Alison Jacques

Ryan Mosley

15 Jul - 13 Aug 2011

© Ryan Mosley
Heavy Bouquet, 2011
Oil on linen
220 x 190 cm (86 5/8 x 74 3/4 in)
15 July - 13 August 2011

Ryan Mosley's distinctive visual language is rooted in its timeless qualities; archaic skulls, top hats and fig leaves collide with anthropomorphic limbs and futuristic, shamanic figures that create a bewildering backdrop in which anything is possible.
For this solo show Mosley has delved further into this landscape by offering his protagonists a stage on which to play out their ambiguous narratives. The world of performance he conjures allows variegated images and motifs to become characters in a stage-play realm, uprooted from specific ties of time and location and given the chance to create new meanings and narrative opportunities. Despite the undeniable presence of art historical references in Mosley's practice, the stage provides a setting free of signifiers on which seemingly disparate figures can perform. Disembodied heads floating around each periphery invite us to become part of an extended audience. Mosley's scenes are framed by botanical bunting, which morph between menacing truncheons and mysterious fauna.
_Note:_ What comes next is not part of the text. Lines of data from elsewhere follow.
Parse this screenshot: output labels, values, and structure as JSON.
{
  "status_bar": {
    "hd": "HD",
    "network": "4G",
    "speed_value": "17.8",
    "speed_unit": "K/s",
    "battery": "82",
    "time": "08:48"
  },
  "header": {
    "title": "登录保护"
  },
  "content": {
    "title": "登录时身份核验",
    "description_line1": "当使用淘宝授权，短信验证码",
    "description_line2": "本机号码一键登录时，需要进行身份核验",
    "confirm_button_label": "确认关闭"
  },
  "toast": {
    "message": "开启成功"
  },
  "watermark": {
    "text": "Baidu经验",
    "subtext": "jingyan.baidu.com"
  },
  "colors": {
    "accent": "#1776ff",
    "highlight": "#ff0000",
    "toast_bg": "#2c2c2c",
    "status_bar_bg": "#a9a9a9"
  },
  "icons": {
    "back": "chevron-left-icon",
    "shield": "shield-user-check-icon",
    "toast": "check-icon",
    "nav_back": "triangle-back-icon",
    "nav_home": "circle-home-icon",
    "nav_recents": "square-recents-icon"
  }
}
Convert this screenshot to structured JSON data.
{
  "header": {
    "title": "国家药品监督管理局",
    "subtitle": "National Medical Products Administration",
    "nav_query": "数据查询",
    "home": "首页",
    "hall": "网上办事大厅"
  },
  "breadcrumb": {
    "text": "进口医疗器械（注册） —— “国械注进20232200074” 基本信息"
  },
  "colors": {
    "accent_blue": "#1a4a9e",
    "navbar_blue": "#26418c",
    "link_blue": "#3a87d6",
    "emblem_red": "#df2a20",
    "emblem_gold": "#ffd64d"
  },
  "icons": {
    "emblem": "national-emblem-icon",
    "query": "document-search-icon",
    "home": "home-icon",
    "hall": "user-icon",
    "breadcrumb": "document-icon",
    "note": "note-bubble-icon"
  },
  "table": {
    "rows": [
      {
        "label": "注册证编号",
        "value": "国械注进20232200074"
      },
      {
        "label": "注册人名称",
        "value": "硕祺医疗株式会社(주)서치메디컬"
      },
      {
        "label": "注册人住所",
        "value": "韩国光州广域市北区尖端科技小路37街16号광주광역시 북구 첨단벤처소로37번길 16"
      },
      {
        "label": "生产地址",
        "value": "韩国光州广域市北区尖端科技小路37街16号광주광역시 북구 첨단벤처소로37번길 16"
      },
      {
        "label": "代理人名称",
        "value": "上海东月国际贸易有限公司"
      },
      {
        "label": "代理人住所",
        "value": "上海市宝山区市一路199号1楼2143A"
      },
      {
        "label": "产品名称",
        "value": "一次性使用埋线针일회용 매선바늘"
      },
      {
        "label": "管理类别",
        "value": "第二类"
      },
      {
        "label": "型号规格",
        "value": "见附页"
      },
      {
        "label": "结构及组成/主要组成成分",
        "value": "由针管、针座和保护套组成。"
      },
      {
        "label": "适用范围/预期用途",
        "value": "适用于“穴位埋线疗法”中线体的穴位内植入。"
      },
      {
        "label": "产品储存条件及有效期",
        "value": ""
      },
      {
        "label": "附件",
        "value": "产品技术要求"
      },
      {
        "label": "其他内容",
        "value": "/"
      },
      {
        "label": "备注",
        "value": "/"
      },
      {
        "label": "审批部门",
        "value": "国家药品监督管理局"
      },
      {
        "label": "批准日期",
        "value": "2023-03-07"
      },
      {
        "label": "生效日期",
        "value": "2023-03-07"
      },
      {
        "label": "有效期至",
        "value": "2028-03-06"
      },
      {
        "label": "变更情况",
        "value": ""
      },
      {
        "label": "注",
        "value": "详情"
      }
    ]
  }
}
These devices act as figurative stand-ins and provincial props, anchoring the characters in space and preventing them from drifting away.
Mosley's canvases are infused with the ebullient energy of the theatre, carnival and cabaret, yet the artist's highly singular and distinctive visual lexicon makes possible a wider range of thematic textures and moods. Mortality and the transient nature of time are never far from the surface from his otherworldly scenarios, as the cavernous eye sockets of a colossal skull survey the action centre stage, transforming the performative narrative into a gargantuan vanitas. These paintings are not concerned with anything so clearly cut as moralising however - the macabre and joyous often sit together in curious union. Intoxication is one of these such dualities. The presence of alcohol seen in numerous early works persists in Heavy Bouquet and A Bar in France. Its inclusion can be read both in line with Hogarthian narratives and as their antidote, used to inebriate and exaggerate the psychedelic forms and figures.
It is impossible to ignore the debt Mosley pays to his predecessors; A Bar in France is unmistakably a reworking of Manet's A Bar at the Folies-Bergère in which the audience is enveloped into the painted space through the device of the mirror. Mosley forgoes the mirror and instead extends his saga through open-ended possibilities; allowing each spectator to be consumed by their own fiction. The characters who provide a catalyst for these fictitious ponderings are more often than not ideologies themselves. At the core of this new body of work is the organic process of painting itself, its inebriating effect, its enduring appeal and infinite possibility.
Ryan Mosley (b. 1980) trained at the University of Huddersfield and the Royal College of Art. Selected recent solo presentations include Alison Jacques Gallery, The Armory Show, New York (2011), Painting Seánce, Grand Arts, Kansas City, Missouri (2010) and Alison Jacques Gallery, London (2010); while group shows include Labor, Galerie Eigen + Art, Berlin, (2011), Make Believe, Galleri Magnus Karlsson, Stockholm (2011), Newspeak: British Art Now, The Saatchi Gallery, London, (2010) and The State Hermitage Museum, St Petersburg (2009), and Jerwood Contemporary Painters, Jerwood Space, London (2009). Mosley lives and works in London.

Tags: Ryan Mosley